ISSUES with sprouted wheat following rain prior to or during harvest have been tackled with one of the latest wheat varieties, set to be released on a large scale for the 2018 season.
A tolerance to pre-harvest sprouting is what sets the Dow Seeds wheat variety apart from the rest, according to wheat breeder Nick Willey, Tamworth.
DS Faraday, named after the 18th century English inventor Michael Faraday, is the result of collaboration between Dow Seeds and the University of Queensland.
Mr Willey, who leads the northern breeding program for Dow AgroSciences and Dow Seeds, said the early to mid main season planting, mid to late maturity variety’s ability to handle wet weather at or after grain fill was its biggest point of differentiation.
Pre-harvest sprouting comes at a big cost to the Australian wheat industry. The wet harvest of 2010 resulted in crop losses of approximately $100 million in South Australia, New South Wales and Queensland, according to a Grains Research and Development Corporation report released last year.
“We’ve been able to breed in some tolerance to pre-harvest sprouting which has been lacking in wheat varieties currently on the market,” Mr Willey said.
"If a grower’s crop is ready but they haven't been able to harvest, whether it’s due to logistics or getting contractors in, and they get rain , other varieties can be downgraded due to sprouting damage.

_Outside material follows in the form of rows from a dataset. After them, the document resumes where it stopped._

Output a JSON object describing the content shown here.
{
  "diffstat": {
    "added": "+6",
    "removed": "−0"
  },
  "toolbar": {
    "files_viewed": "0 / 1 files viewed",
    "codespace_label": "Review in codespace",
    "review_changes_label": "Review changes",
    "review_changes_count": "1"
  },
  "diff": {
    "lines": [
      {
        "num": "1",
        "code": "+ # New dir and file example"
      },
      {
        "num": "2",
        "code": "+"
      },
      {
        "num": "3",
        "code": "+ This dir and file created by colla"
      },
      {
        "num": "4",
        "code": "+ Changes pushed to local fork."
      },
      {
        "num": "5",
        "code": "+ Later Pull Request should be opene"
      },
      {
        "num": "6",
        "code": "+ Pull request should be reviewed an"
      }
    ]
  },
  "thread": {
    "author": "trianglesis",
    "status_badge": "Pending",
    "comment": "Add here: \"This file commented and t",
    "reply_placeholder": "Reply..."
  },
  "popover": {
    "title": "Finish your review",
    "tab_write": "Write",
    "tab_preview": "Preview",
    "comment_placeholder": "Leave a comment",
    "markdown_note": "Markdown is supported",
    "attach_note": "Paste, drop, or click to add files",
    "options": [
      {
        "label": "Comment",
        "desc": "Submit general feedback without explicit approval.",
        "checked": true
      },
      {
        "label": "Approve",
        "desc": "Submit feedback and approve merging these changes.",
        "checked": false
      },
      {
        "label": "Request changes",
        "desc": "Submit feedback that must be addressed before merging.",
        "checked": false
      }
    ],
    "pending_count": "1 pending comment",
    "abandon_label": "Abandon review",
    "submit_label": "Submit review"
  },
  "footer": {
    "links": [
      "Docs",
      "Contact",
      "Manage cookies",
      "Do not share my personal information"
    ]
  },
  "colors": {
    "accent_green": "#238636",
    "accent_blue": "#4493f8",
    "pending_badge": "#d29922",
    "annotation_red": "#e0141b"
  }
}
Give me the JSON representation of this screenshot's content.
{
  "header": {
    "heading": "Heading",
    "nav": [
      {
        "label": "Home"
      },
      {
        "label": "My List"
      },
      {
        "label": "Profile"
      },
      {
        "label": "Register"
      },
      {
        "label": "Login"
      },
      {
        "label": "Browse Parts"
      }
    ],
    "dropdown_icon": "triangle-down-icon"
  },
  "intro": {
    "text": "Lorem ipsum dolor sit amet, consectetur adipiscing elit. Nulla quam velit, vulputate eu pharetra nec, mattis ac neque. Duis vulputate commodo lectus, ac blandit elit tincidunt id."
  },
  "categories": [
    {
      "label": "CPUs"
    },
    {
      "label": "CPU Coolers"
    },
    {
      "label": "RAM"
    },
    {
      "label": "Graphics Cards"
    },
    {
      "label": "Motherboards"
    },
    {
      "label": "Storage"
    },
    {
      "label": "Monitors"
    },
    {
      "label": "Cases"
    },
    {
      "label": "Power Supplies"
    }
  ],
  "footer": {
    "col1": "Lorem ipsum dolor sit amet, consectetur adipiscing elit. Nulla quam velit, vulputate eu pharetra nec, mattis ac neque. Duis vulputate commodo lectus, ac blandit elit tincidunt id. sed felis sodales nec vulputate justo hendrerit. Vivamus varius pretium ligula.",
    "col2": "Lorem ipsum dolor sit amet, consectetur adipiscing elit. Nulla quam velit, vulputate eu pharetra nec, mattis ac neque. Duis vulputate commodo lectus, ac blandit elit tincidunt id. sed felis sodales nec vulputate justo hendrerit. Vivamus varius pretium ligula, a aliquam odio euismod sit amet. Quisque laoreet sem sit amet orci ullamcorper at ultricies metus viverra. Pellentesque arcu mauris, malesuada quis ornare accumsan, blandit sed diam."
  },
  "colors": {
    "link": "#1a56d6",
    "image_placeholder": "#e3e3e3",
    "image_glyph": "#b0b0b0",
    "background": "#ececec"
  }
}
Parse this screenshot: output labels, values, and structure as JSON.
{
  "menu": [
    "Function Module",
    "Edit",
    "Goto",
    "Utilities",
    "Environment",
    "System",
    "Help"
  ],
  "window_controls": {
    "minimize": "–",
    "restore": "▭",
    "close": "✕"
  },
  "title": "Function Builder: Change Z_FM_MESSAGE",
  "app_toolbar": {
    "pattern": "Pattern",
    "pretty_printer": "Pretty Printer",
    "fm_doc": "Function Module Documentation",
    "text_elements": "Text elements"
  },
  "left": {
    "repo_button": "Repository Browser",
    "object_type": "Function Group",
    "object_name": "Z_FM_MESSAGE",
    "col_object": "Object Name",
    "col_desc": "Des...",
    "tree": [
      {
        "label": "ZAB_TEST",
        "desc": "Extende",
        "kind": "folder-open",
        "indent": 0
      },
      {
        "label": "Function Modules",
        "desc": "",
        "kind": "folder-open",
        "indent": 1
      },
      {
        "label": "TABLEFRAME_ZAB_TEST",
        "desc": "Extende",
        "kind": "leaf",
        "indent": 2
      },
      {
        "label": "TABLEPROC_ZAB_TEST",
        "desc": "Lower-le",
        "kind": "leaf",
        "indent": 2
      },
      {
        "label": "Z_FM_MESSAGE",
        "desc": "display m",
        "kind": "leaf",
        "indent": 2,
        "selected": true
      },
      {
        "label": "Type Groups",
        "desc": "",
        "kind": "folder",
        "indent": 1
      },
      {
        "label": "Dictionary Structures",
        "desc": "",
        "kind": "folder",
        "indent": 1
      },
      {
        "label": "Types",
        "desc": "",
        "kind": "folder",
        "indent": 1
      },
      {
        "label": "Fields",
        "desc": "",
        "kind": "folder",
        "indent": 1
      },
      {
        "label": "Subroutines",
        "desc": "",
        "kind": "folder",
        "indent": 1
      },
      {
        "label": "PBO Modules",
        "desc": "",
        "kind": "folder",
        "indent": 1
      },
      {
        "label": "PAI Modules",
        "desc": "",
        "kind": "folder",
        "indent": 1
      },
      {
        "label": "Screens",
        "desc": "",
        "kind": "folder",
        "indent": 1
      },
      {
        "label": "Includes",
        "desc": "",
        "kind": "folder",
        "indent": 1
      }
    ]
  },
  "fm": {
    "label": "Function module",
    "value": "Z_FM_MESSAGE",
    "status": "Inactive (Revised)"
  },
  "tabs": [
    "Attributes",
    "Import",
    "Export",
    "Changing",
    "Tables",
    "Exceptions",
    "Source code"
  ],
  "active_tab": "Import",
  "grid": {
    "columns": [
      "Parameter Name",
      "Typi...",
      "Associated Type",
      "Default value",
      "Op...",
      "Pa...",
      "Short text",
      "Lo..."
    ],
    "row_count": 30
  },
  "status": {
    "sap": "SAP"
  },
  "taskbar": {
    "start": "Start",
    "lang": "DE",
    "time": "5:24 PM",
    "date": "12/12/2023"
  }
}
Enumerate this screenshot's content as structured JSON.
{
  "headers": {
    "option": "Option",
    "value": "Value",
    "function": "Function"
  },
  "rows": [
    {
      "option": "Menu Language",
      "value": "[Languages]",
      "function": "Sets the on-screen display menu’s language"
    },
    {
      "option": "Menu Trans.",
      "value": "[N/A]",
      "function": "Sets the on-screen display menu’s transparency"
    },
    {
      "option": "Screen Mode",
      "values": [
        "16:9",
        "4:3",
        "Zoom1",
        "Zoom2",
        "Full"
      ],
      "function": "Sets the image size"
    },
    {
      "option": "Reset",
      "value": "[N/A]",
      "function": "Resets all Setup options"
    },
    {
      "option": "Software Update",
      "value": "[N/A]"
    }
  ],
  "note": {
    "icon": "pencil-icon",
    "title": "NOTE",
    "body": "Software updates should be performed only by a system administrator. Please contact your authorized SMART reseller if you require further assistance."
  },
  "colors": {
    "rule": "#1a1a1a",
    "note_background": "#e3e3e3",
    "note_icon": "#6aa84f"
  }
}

“This means you can get some rain on a Faraday crop before harvest and it has a better chance of keeping its good grain quality.
“The level of tolerance depends on the temperature, humidity, and how long it rains for, but our trials have shown that it’s able to hold up with some wet weather.”
It’s a high-yielding variety, on par with other APH (Australian Prime Hard) varieties such as EGA Gregory..
“Faraday has a really strong triple rust package, so it’s essentially resistant to leaf, stripe and stem rust,” Mr Willey said.
About 60 tonnes of seed is being planted this season, with about 1,200 hectares producing Faraday grain, from Central Queensland to central NSW.
”It’s quite widely adapted – Faraday shadows EGA Gregory’s area of adaptation.”
It’s been a shorter road to success for the wheat breeding team, thanks to speed breeding methods used by the University of Queensland in the variety’s early development.
“A standard variety can take anywhere from eight to 12 years from development to commercialisation, and normally, if you’re bringing in a new trait, such as pre-harvest sprouting tolerance, you can add two to four years to the pipeline," Mr Willey said.
“Speed breeding is rapidly cycling generations of wheat through a glasshouse environment to speed up the early development phase.
“With this collaboration we’ve been able to bring something to market much faster than usual.”
DS Faraday will be distributed by Seednet.
“We’ve gone into full-scale seed production, so seed will be widely available for 2018 planting."